As altruistic as backers are, they also appreciate high quality rewards, and they deserve them too.

- Nicely said, thanks, Jeremy!


You want the METAL MADE FLESH hardback deluxe edition? Or a beautiful t-shirt? 

Then what are you waiting for? - Pledge your allegiance here.



Your editor here - In between painting, drawing, writing blogs, networking, talking, and procrastinating, it's easy to forget that I am also a avid photographer. To round off this edition of FUTURE-ROCKER, here's a look at some of my 'glitched' photography, inspired by science fiction books and movies, and taken while on walkabouts around Birmingham, the UK's 'second city'.

Below: The Rotunda and Bullring

Below: Bullring Shopping Centre at night

Below: Info-obelisk at Moor Street

Below: Bloc Hotel, Jewellery Quarter

Below: Google Earth's failed rendering of The Custard Factory and South Birmingham College

Below: Glitched Hannah, local model.

Below: Smallbrook Queensway, as seen from Radisson Blu Hotel.

Below: Smallbrook Queensway, as seen from Radisson Blu Hotel.

Below: Info-obelisk at Moor Street

Below: Natural glitch at Snow Hill Station.

Below: Glitched Becky.

Below: Bullring Shopping Centre

Below: Smallbrook Queensway

Below: Smallbrook Queensway

Below: Incredible glitch of wall mural at HUBB ( original art by Mohammed Ali / Aerosol Arabic )

Below: Birmingham's 'Interstellar' bus service.

All photographs property of Alexi K

Note: The most glitchy of the above glitches are accomplished using WORDPAD. You have ZERO control over how they will turn out, other than to alter them after they've been glitched, using the art software of your choice. But give it a go...here's my guide:


1 ) Go through your archives, get a photo ( architectural ones work well ) and convert it to a bitmap.
2 ) Open it in WORDPAD, ( open > click rich text format > all documents ) then click on your file ( it'll appear on Wordpad as code ).
3 ) Press 'Save'.
Some people play with the code or delete bits before saving, but I find just pressing 'Save' is as good.
4 ) Go back to Photoshop to view the results...and hope for the best!

Don't get depressed if most look rubbish...occasionally it'll come out great!



As you will have seen, this edition of FUTURE-ROCKER features both classic and new anime / science fiction comic-book properties.

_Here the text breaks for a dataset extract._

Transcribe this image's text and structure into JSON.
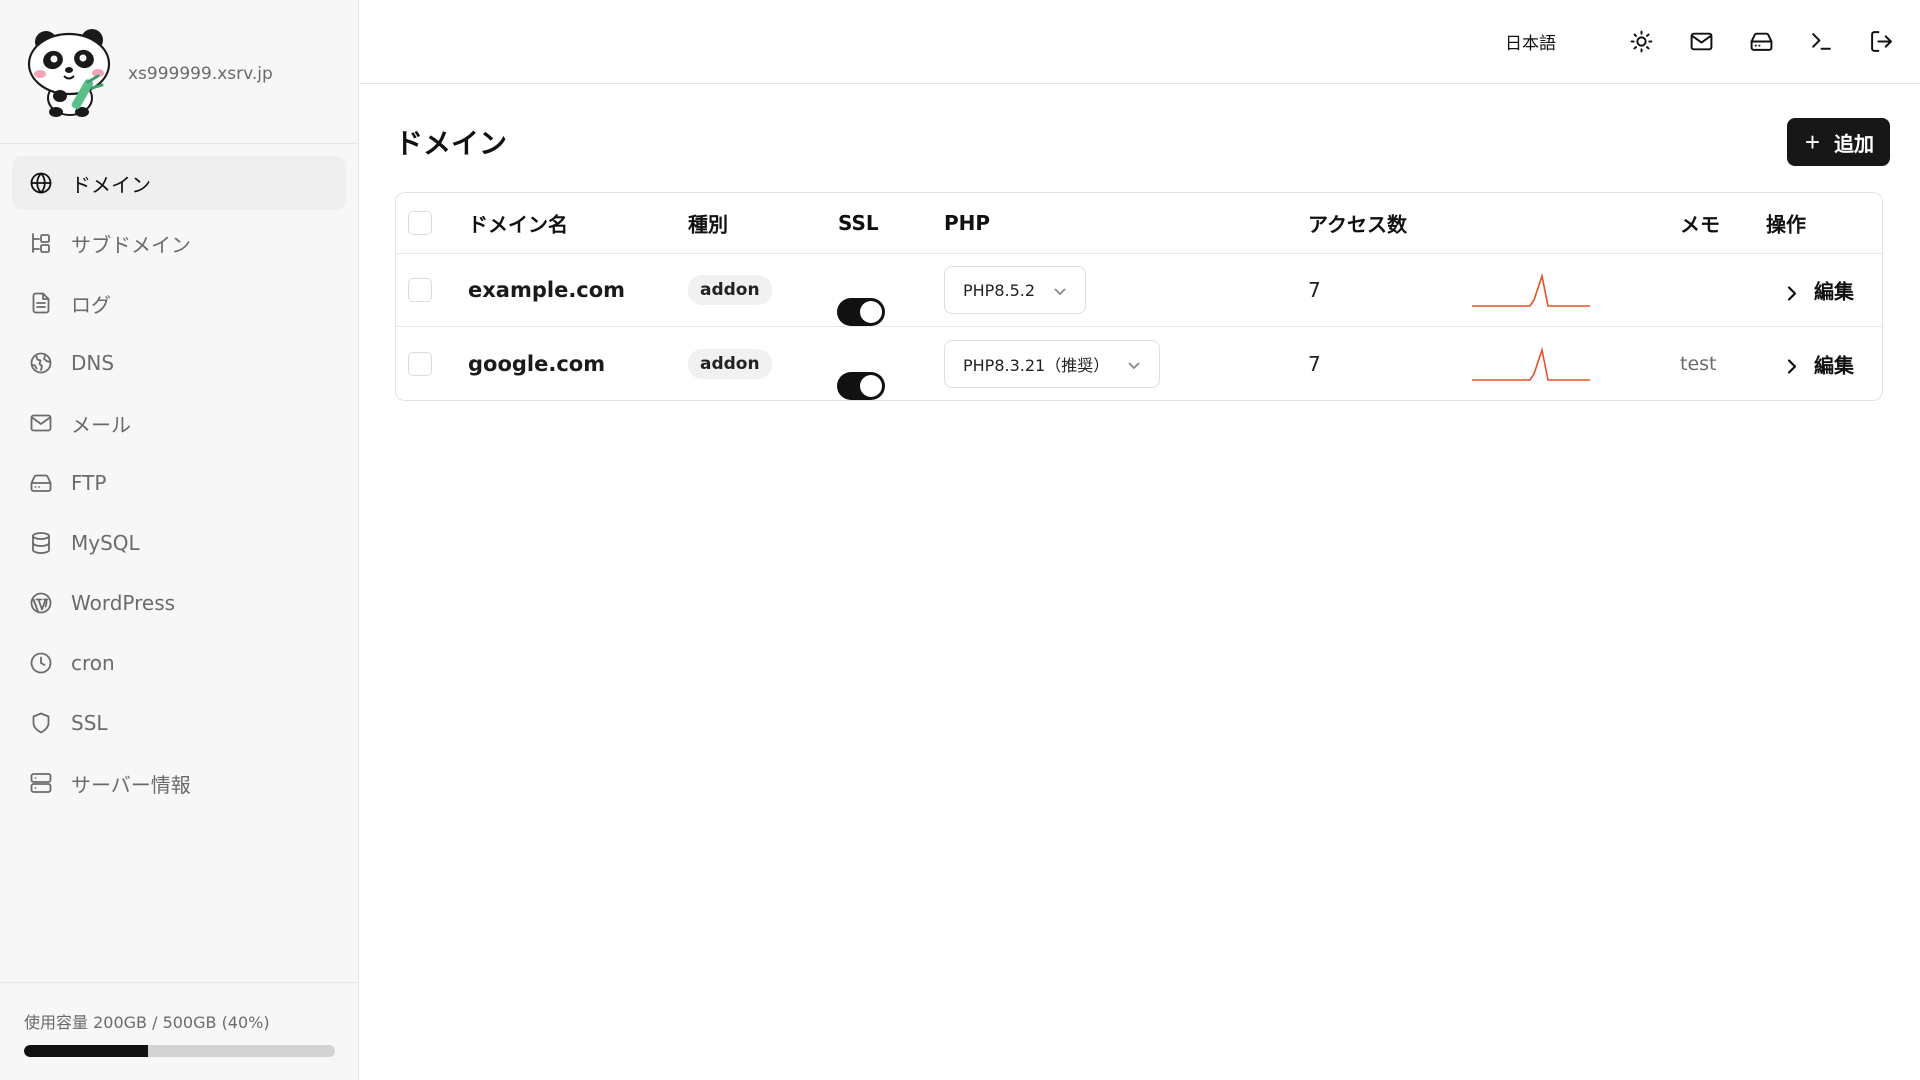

With that in mind, we take a tantalising look at the art - and promo reel! -  created for the now-shelved live-action production of AKIRA. Even though Katsuhiro Otomo's epic is surely the greatest manga comic of them all, it has - as yet - not had any luck in achieving a live action remake. 

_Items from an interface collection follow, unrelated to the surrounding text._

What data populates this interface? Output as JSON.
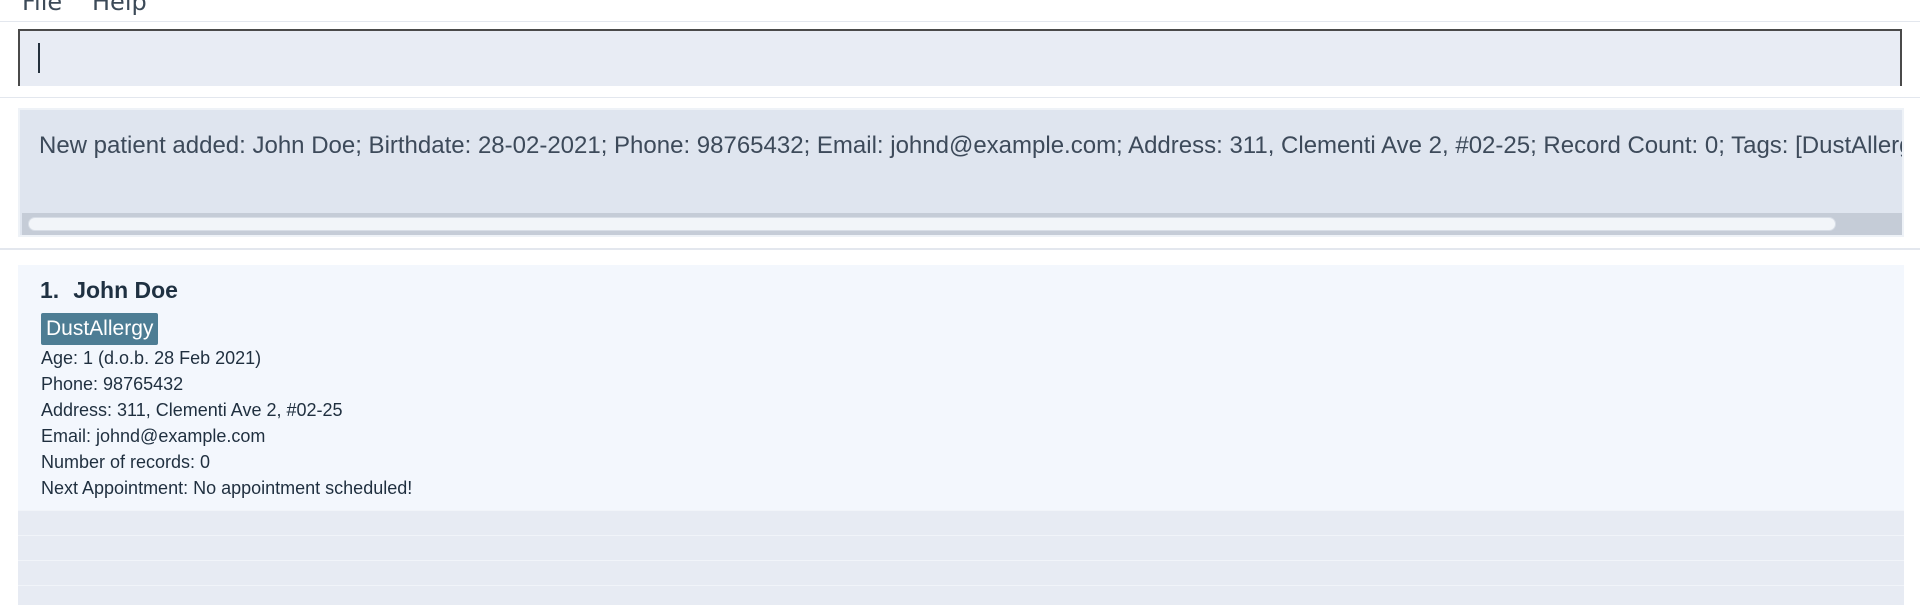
{
  "menu": {
    "file_label": "File",
    "help_label": "Help"
  },
  "command": {
    "value": "",
    "placeholder": ""
  },
  "result": {
    "message": "New patient added: John Doe; Birthdate: 28-02-2021; Phone: 98765432; Email: johnd@example.com; Address: 311, Clementi Ave 2, #02-25; Record Count: 0; Tags: [DustAllergy]"
  },
  "patients": [
    {
      "index": "1.",
      "name": "John Doe",
      "tags": [
        "DustAllergy"
      ],
      "age_line": "Age: 1   (d.o.b. 28 Feb 2021)",
      "phone_line": "Phone: 98765432",
      "address_line": "Address: 311, Clementi Ave 2, #02-25",
      "email_line": "Email: johnd@example.com",
      "records_line": "Number of records: 0",
      "appointment_line": "Next Appointment: No appointment scheduled!"
    }
  ],
  "colors": {
    "tag_background": "#4d7d94",
    "card_background": "#f3f7fd",
    "result_background": "#dfe5ef"
  }
}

Nevertheless, enjoy this awesome promo material by acclaimed Oscar-nominated short film director, Ruairi Robinson.

All art and video, property of Ruairi Robinson.

Below: Kaneda's famous bike

Below: Street shot, before and after VFX

Below: The ESPer appears!

Below: Neo-Tokyo E-X-P-L-O-D-E-S

And here it is folks - the promo clip: A mood-short assembled from other epic genre movies, and offering brief glimpses of actual AKIRA LIVE-ACTION TEST FOOTAGE, it's pretty compelling stuff...

...for the next four and a half minutes, DON'T BLINK or you'll miss the best bits!

For RUAIRI ROBINSON'S WEBSITE, and even more cool art, go here

Sunday, 11 January 2015


Not-really-a-spoiler: I have a feeling that Melanie Griffiths being an android will be the 'big reveal' in this one..!

Alex Garland, author of The Beach, Dredd and 28 Days Later, directs ( with set design seemingly inspired by Beyond The Black Rainbow ):

Neill ( District 9 ) Blomkamp's latest speculative future epic...starring members of Future-Rocker-approved music act Die Antwoord:


Click here to get to Ash Thorp, Stephany Folsom, and all the recent articles, including Ruairi Robinson's Akira test footage.


Ethan Hawke stars in this Robert Heinlein adaptation, by the Australian team behind Daybreakers: